**** INPUT MATERIAL ****

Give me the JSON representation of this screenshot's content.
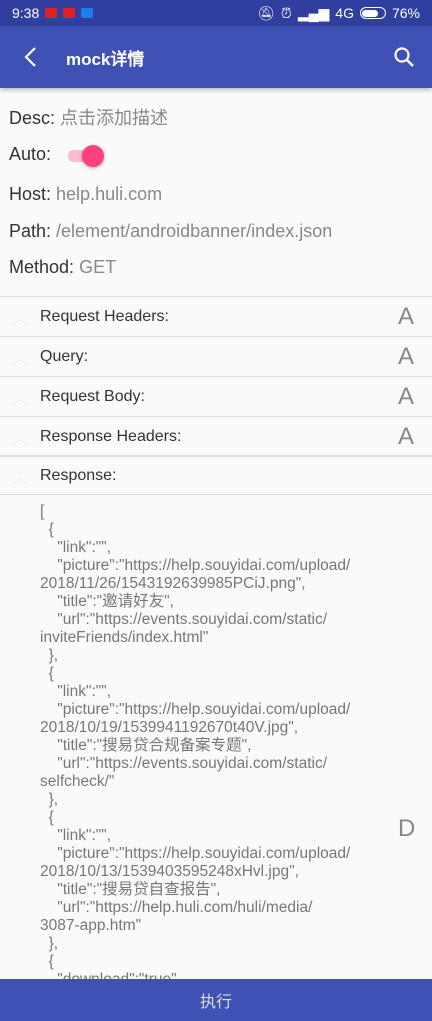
{
  "status_bar": {
    "time": "9:38",
    "network": "4G",
    "battery": "76%",
    "battery_level": 76
  },
  "toolbar": {
    "title": "mock详情",
    "back_icon": "arrow-back-icon",
    "search_icon": "search-icon"
  },
  "fields": {
    "desc": {
      "label": "Desc:",
      "value": "点击添加描述"
    },
    "auto": {
      "label": "Auto:",
      "on": true,
      "color": "#ff4081"
    },
    "host": {
      "label": "Host:",
      "value": "help.huli.com"
    },
    "path": {
      "label": "Path:",
      "value": "/element/androidbanner/index.json"
    },
    "method": {
      "label": "Method:",
      "value": "GET"
    }
  },
  "sections": [
    {
      "label": "Request Headers:",
      "badge": "A"
    },
    {
      "label": "Query:",
      "badge": "A"
    },
    {
      "label": "Request Body:",
      "badge": "A"
    },
    {
      "label": "Response Headers:",
      "badge": "A"
    },
    {
      "label": "Response:",
      "badge": ""
    }
  ],
  "response_badge": "D",
  "response_lines": [
    "[",
    "  {",
    "    \"link\":\"\",",
    "    \"picture\":\"https://help.souyidai.com/upload/",
    "2018/11/26/1543192639985PCiJ.png\",",
    "    \"title\":\"邀请好友\",",
    "    \"url\":\"https://events.souyidai.com/static/",
    "inviteFriends/index.html\"",
    "  },",
    "  {",
    "    \"link\":\"\",",
    "    \"picture\":\"https://help.souyidai.com/upload/",
    "2018/10/19/1539941192670t40V.jpg\",",
    "    \"title\":\"搜易贷合规备案专题\",",
    "    \"url\":\"https://events.souyidai.com/static/",
    "selfcheck/\"",
    "  },",
    "  {",
    "    \"link\":\"\",",
    "    \"picture\":\"https://help.souyidai.com/upload/",
    "2018/10/13/1539403595248xHvl.jpg\",",
    "    \"title\":\"搜易贷自查报告\",",
    "    \"url\":\"https://help.huli.com/huli/media/",
    "3087-app.htm\"",
    "  },",
    "  {",
    "    \"download\":\"true\","
  ],
  "execute_button": "执行",
  "colors": {
    "primary": "#3F51B5",
    "primary_dark": "#303F9F",
    "accent": "#ff4081"
  }
}
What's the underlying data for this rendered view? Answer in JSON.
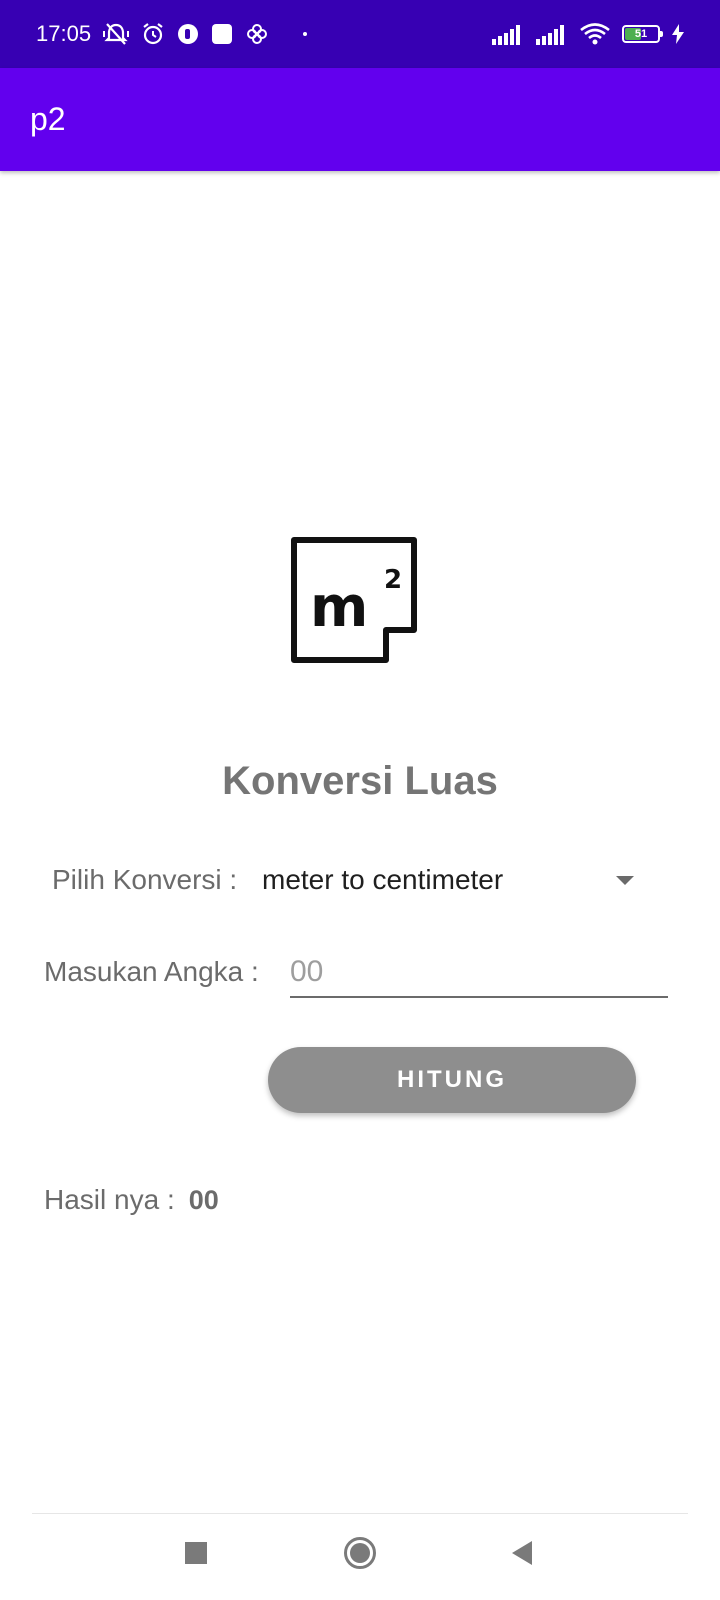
{
  "status_bar": {
    "time": "17:05",
    "battery_level": "51",
    "icons": [
      "mute-vibrate-icon",
      "alarm-icon",
      "app-notification-icon",
      "square-notification-icon",
      "pinwheel-icon",
      "signal-1-icon",
      "signal-2-icon",
      "wifi-icon",
      "battery-icon",
      "charging-icon"
    ],
    "battery_fill_color": "#4caf50",
    "background_color": "#3700b3"
  },
  "app_bar": {
    "title": "p2",
    "background_color": "#6200ee"
  },
  "logo": {
    "icon": "square-meter-icon",
    "text": "m²"
  },
  "main": {
    "heading": "Konversi Luas",
    "conversion_label": "Pilih Konversi :",
    "conversion_selected": "meter to centimeter",
    "input_label": "Masukan Angka :",
    "input_value": "",
    "input_placeholder": "00",
    "button_label": "HITUNG",
    "button_color": "#8e8e8e",
    "result_label": "Hasil nya :",
    "result_value": "00"
  },
  "nav_bar": {
    "icons": [
      "recent-apps-icon",
      "home-icon",
      "back-icon"
    ]
  }
}
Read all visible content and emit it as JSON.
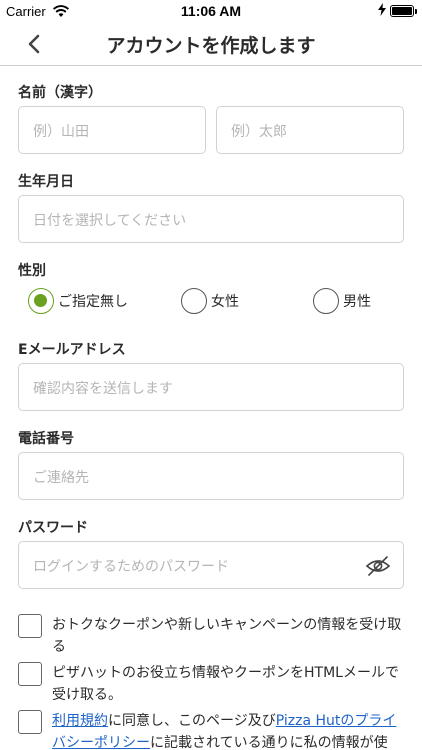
{
  "status_bar": {
    "carrier": "Carrier",
    "time": "11:06 AM"
  },
  "header": {
    "title": "アカウントを作成します"
  },
  "form": {
    "name": {
      "label": "名前（漢字）",
      "last_placeholder": "例）山田",
      "first_placeholder": "例）太郎"
    },
    "birthday": {
      "label": "生年月日",
      "placeholder": "日付を選択してください"
    },
    "gender": {
      "label": "性別",
      "options": [
        "ご指定無し",
        "女性",
        "男性"
      ],
      "selected": "ご指定無し"
    },
    "email": {
      "label": "Eメールアドレス",
      "placeholder": "確認内容を送信します"
    },
    "phone": {
      "label": "電話番号",
      "placeholder": "ご連絡先"
    },
    "password": {
      "label": "パスワード",
      "placeholder": "ログインするためのパスワード"
    },
    "checkboxes": {
      "coupons": "おトクなクーポンや新しいキャンペーンの情報を受け取る",
      "html_mail": "ピザハットのお役立ち情報やクーポンをHTMLメールで受け取る。",
      "terms_link": "利用規約",
      "terms_mid": "に同意し、このページ及び",
      "privacy_link": "Pizza Hutのプライバシーポリシー",
      "terms_end": "に記載されている通りに私の情報が使"
    }
  },
  "colors": {
    "accent_green": "#6aa121",
    "link_blue": "#1e64c8"
  },
  "icons": {
    "back": "chevron-left-icon",
    "wifi": "wifi-icon",
    "battery": "battery-icon",
    "password_toggle": "eye-slash-icon"
  }
}
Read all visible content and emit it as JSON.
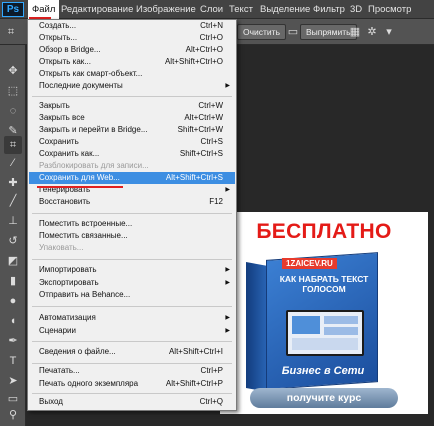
{
  "menubar": {
    "logo": "Ps",
    "items": [
      "Файл",
      "Редактирование",
      "Изображение",
      "Слои",
      "Текст",
      "Выделение",
      "Фильтр",
      "3D",
      "Просмотр"
    ]
  },
  "options": {
    "clear": "Очистить",
    "straighten": "Выпрямить"
  },
  "file_menu": [
    {
      "label": "Создать...",
      "shortcut": "Ctrl+N"
    },
    {
      "label": "Открыть...",
      "shortcut": "Ctrl+O"
    },
    {
      "label": "Обзор в Bridge...",
      "shortcut": "Alt+Ctrl+O"
    },
    {
      "label": "Открыть как...",
      "shortcut": "Alt+Shift+Ctrl+O"
    },
    {
      "label": "Открыть как смарт-объект...",
      "shortcut": ""
    },
    {
      "label": "Последние документы",
      "shortcut": "",
      "submenu": true
    },
    {
      "label": "Закрыть",
      "shortcut": "Ctrl+W"
    },
    {
      "label": "Закрыть все",
      "shortcut": "Alt+Ctrl+W"
    },
    {
      "label": "Закрыть и перейти в Bridge...",
      "shortcut": "Shift+Ctrl+W"
    },
    {
      "label": "Сохранить",
      "shortcut": "Ctrl+S"
    },
    {
      "label": "Сохранить как...",
      "shortcut": "Shift+Ctrl+S"
    },
    {
      "label": "Разблокировать для записи...",
      "shortcut": "",
      "disabled": true
    },
    {
      "label": "Сохранить для Web...",
      "shortcut": "Alt+Shift+Ctrl+S",
      "highlighted": true
    },
    {
      "label": "Генерировать",
      "shortcut": "",
      "submenu": true
    },
    {
      "label": "Восстановить",
      "shortcut": "F12"
    },
    {
      "label": "Поместить встроенные...",
      "shortcut": ""
    },
    {
      "label": "Поместить связанные...",
      "shortcut": ""
    },
    {
      "label": "Упаковать...",
      "shortcut": "",
      "disabled": true
    },
    {
      "label": "Импортировать",
      "shortcut": "",
      "submenu": true
    },
    {
      "label": "Экспортировать",
      "shortcut": "",
      "submenu": true
    },
    {
      "label": "Отправить на Behance...",
      "shortcut": ""
    },
    {
      "label": "Автоматизация",
      "shortcut": "",
      "submenu": true
    },
    {
      "label": "Сценарии",
      "shortcut": "",
      "submenu": true
    },
    {
      "label": "Сведения о файле...",
      "shortcut": "Alt+Shift+Ctrl+I"
    },
    {
      "label": "Печатать...",
      "shortcut": "Ctrl+P"
    },
    {
      "label": "Печать одного экземпляра",
      "shortcut": "Alt+Shift+Ctrl+P"
    },
    {
      "label": "Выход",
      "shortcut": "Ctrl+Q"
    }
  ],
  "ad": {
    "title": "БЕСПЛАТНО",
    "site": "1ZAICEV.RU",
    "subtitle": "КАК НАБРАТЬ ТЕКСТ ГОЛОСОМ",
    "business": "Бизнес в Сети",
    "button": "получите курс"
  },
  "colors": {
    "highlight": "#3d8ee2",
    "accent_red": "#e02020",
    "ad_red": "#e41b17"
  }
}
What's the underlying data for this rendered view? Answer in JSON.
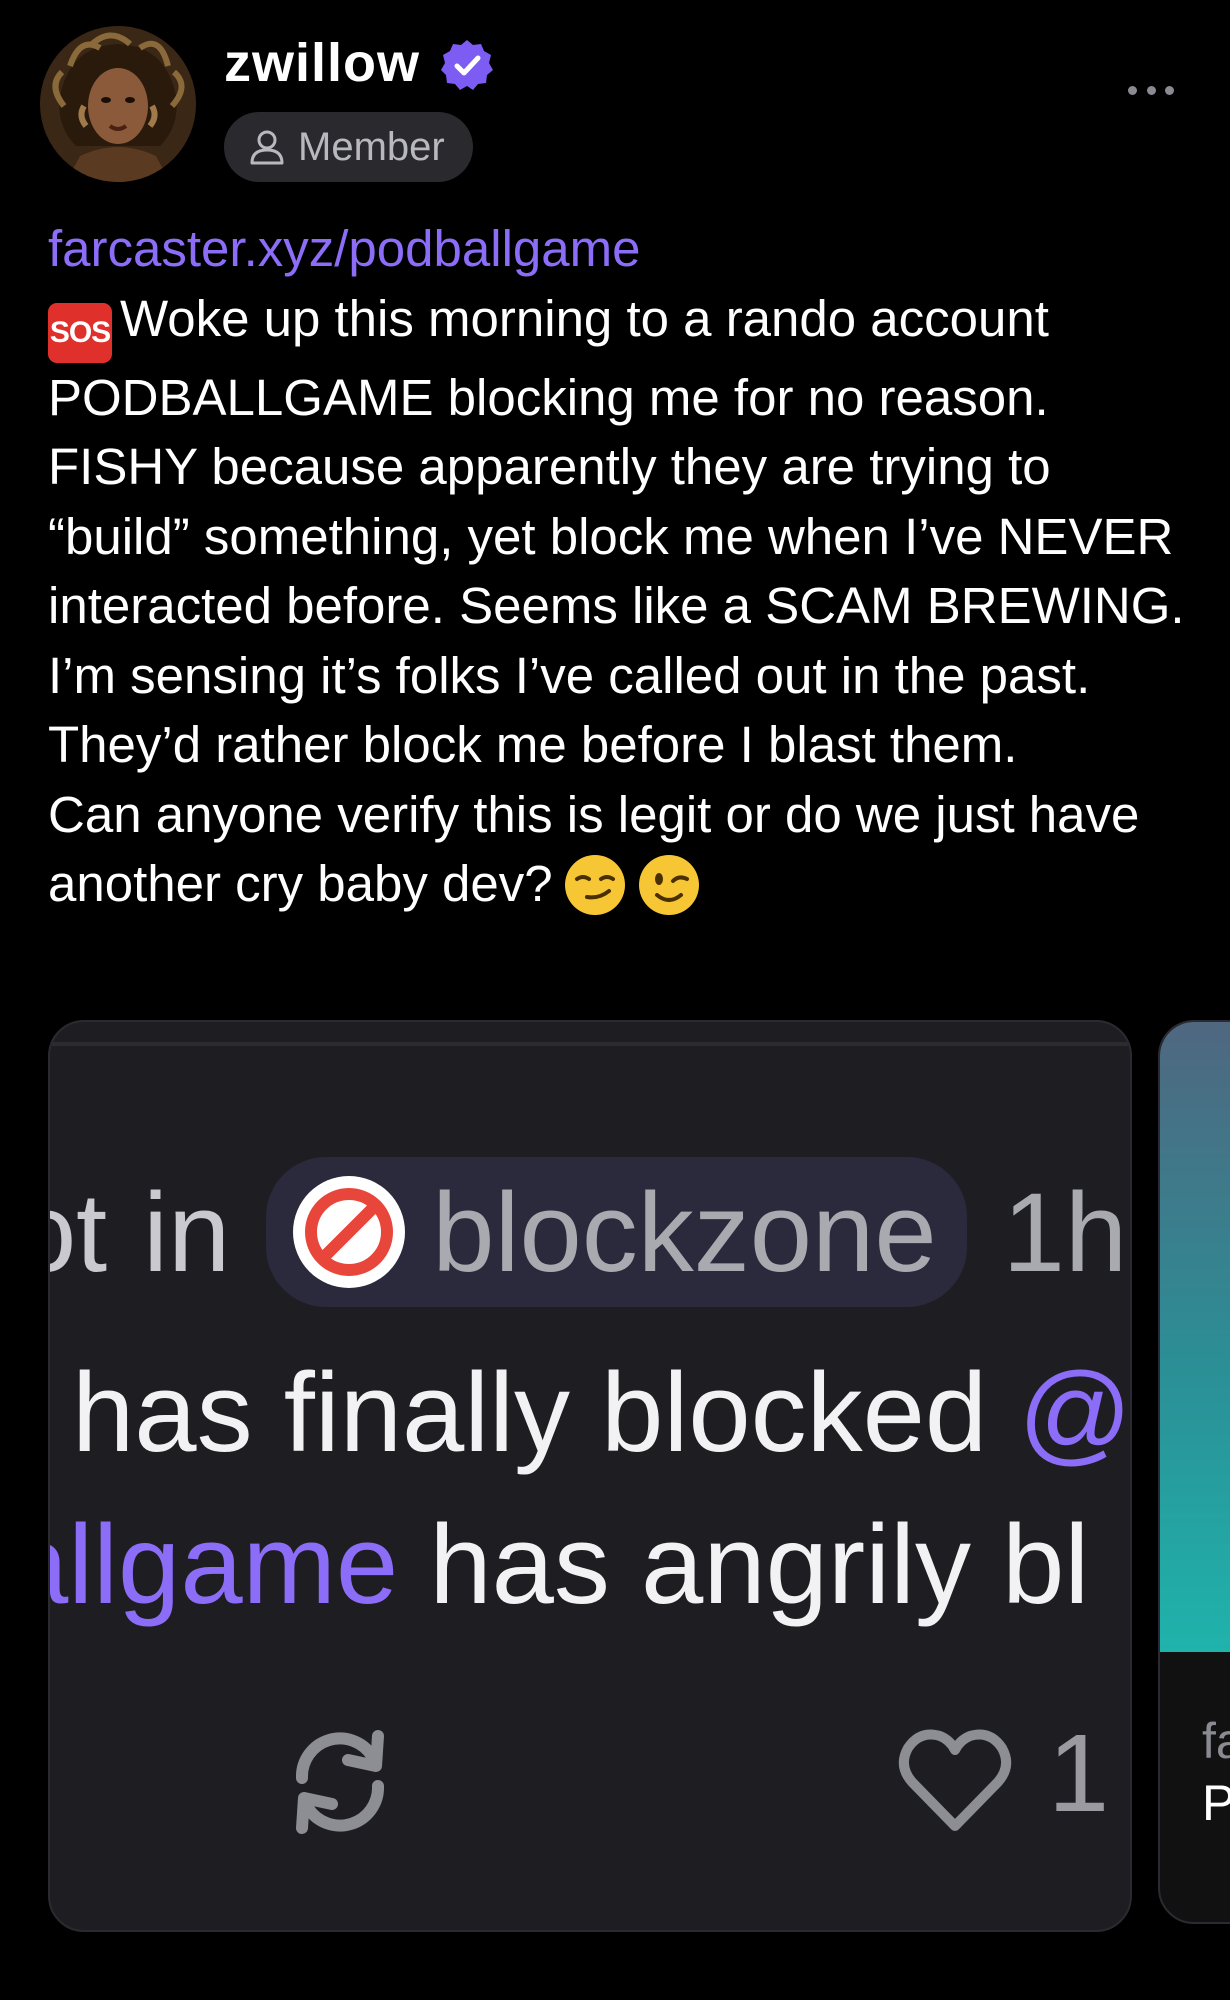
{
  "author": {
    "username": "zwillow",
    "verified": true,
    "role_badge": "Member",
    "avatar_icon": "avatar-portrait"
  },
  "post": {
    "link": "farcaster.xyz/podballgame",
    "sos_badge": "SOS",
    "paragraph1": "Woke up this morning to a rando account PODBALLGAME blocking me for no reason. FISHY because apparently they are trying to “build” something, yet block me when I’ve NEVER interacted before. Seems like a SCAM BREWING. I’m sensing it’s folks I’ve called out in the past. They’d rather block me before I blast them.",
    "paragraph2": "Can anyone verify this is legit or do we just have another cry baby dev?",
    "emojis": [
      "smirking-face-emoji",
      "winking-face-emoji"
    ]
  },
  "embed_image": {
    "row1_prefix": "ɔt",
    "row1_in": "in",
    "channel": "blockzone",
    "row1_suffix": "1h",
    "row2_text": "has finally blocked",
    "row2_at": "@",
    "row3_handle": "allgame",
    "row3_text": "has angrily bl",
    "like_count": "1"
  },
  "embed_image2": {
    "line1": "fa",
    "line2": "P"
  },
  "colors": {
    "background": "#000000",
    "accent": "#8c6df7",
    "badge_bg": "#2a2a2e",
    "sos_red": "#e0302b",
    "block_red": "#e8463a"
  }
}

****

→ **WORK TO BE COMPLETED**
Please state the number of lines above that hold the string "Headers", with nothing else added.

→ **OUTPUT**
2